This I felt caught him in a lie, and so I went for it: Ummm, actually, read your own description. It says a Region 1 import. If you said it was Chinese or All Region import (as you claimed in your last e-mail), that would have been one thing--because then I would have known it was a bootleg. But you're right, I shouldn't have left the feedback without e-mailing you first, and realized after I did it I had likely screwed myself out of any chance of a refund. I'll live and learn. (At this point I was figured a little bit of mea culpa couldn’t hurt.)

Then came seller e-mail #3, which cracked my shit up: the dvd itself is an ALL_ REGION release and since I know a lot about movies and you dont seem to know that much, its says playable, import, region 1, if the movie is all region it can play everywhere. And a bootleg movie is a movie that is copied from the movie theater with a video camera.

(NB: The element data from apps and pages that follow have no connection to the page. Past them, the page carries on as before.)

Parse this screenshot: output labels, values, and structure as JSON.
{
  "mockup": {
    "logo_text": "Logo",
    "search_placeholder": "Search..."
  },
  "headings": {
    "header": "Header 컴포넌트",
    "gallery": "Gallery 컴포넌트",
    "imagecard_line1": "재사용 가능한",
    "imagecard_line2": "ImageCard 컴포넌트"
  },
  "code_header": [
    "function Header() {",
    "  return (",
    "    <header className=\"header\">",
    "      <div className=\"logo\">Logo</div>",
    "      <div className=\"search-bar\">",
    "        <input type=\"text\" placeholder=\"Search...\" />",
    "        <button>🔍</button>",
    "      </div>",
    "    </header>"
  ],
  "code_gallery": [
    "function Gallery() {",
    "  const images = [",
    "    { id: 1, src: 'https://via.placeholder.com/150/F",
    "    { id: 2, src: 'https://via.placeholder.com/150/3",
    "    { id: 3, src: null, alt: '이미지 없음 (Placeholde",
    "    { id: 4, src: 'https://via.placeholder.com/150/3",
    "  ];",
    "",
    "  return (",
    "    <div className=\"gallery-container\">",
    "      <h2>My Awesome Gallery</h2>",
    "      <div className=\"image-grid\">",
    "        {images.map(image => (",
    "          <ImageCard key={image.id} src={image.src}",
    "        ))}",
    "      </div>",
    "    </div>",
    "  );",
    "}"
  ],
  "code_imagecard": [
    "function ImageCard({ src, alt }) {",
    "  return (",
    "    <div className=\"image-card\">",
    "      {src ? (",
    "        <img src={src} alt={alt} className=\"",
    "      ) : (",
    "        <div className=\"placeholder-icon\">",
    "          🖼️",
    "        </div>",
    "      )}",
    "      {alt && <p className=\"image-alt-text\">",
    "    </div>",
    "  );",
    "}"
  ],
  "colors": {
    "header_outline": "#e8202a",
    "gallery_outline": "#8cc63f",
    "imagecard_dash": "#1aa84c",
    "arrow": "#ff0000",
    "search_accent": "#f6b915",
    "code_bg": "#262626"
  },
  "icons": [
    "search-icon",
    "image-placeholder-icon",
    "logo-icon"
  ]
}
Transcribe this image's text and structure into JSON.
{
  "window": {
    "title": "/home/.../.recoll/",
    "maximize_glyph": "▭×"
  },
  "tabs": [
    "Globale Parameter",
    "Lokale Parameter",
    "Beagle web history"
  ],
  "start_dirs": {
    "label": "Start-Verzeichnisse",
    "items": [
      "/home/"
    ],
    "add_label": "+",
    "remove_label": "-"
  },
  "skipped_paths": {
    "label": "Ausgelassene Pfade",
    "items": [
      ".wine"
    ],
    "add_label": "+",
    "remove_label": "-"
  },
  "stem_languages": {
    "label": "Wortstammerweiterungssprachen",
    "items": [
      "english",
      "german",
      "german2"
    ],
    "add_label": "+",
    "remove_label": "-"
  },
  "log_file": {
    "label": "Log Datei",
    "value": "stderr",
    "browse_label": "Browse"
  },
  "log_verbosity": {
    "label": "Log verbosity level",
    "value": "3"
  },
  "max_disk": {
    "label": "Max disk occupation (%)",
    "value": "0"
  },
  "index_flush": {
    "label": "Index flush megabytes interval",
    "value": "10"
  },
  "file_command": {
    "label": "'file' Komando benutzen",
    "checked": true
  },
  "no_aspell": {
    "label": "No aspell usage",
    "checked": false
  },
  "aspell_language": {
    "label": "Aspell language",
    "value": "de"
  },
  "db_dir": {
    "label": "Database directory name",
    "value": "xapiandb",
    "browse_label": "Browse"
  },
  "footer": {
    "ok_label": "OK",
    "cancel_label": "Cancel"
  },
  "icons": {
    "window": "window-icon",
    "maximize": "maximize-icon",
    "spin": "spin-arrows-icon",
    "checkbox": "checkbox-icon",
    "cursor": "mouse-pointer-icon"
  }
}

If I have to point out how far off he is about me and my knowledge of film and DVDs—well, it’s ludicrous, isn’t it? I decided to nip the exchange at this point, but not without a little edumacation: Listen, man, we can go on and on about this all day, so we may as well stop. You're entirely wrong, and have no idea what you are saying when you refer to "all region" vs. "region 1," etc., etc. Region 1 is only playable in the US...and hence has a region, is not all region. A bootleg is an illegally made copy of a DVD, which is what you get from Hong Kong. This is not an official Criterion release, they did not see a dime off its manufacture or authorize it. That is a bootleg.

Here is a little bit of information about Criterion bootlegs:
http://www.criteriondvd.com/bootlegs.asp &
http://members.ebay.com/aboutme/waskydiver/ (Note in particular the DVD-9 bullet point)

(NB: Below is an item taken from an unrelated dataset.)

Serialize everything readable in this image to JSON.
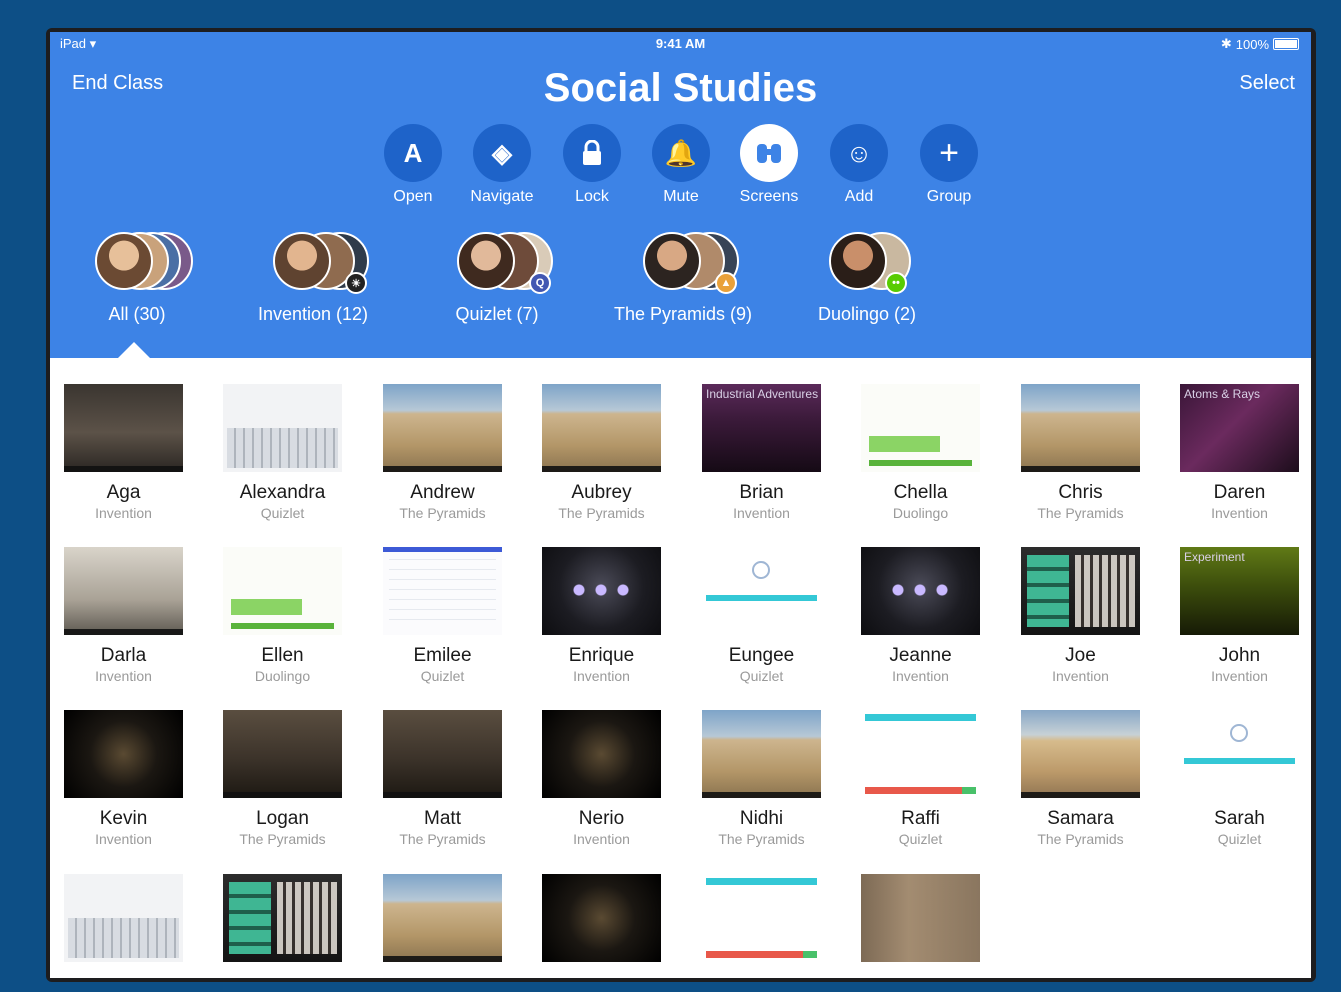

Last Temptation is not listed directly in either, but it still illustrates my point. You are not selling authorized Criterion releases. If you don't believe me, please go to the Criterion website (http://www.criterionco.com/asp/) and ask them.

But seriously, we're never going to agree. You can tell me I am stupid all you want, and I will laugh. I apologized for leaving the feedback without talking to you first.

I haven’t heard back, and don’t really expect to. He left me negative feedback: “Complaint : DOES NOT READ LISTING CORRECTLY, AND BLAMES SELLER FOR HER MISTAKE.” I laughed a lot. I also e-mailed Waskydiver, who I have spoken to before when we both got screwed by a seller on an out-of-print Criterion, and I am getting him a cover scan. He has already alerted his contact at Criterion that these false versions now are out there.

I do find the whole thing frightfully amusing, though.

Current Soundtrack: Duran Duran Duran Duran (the second self-titled album)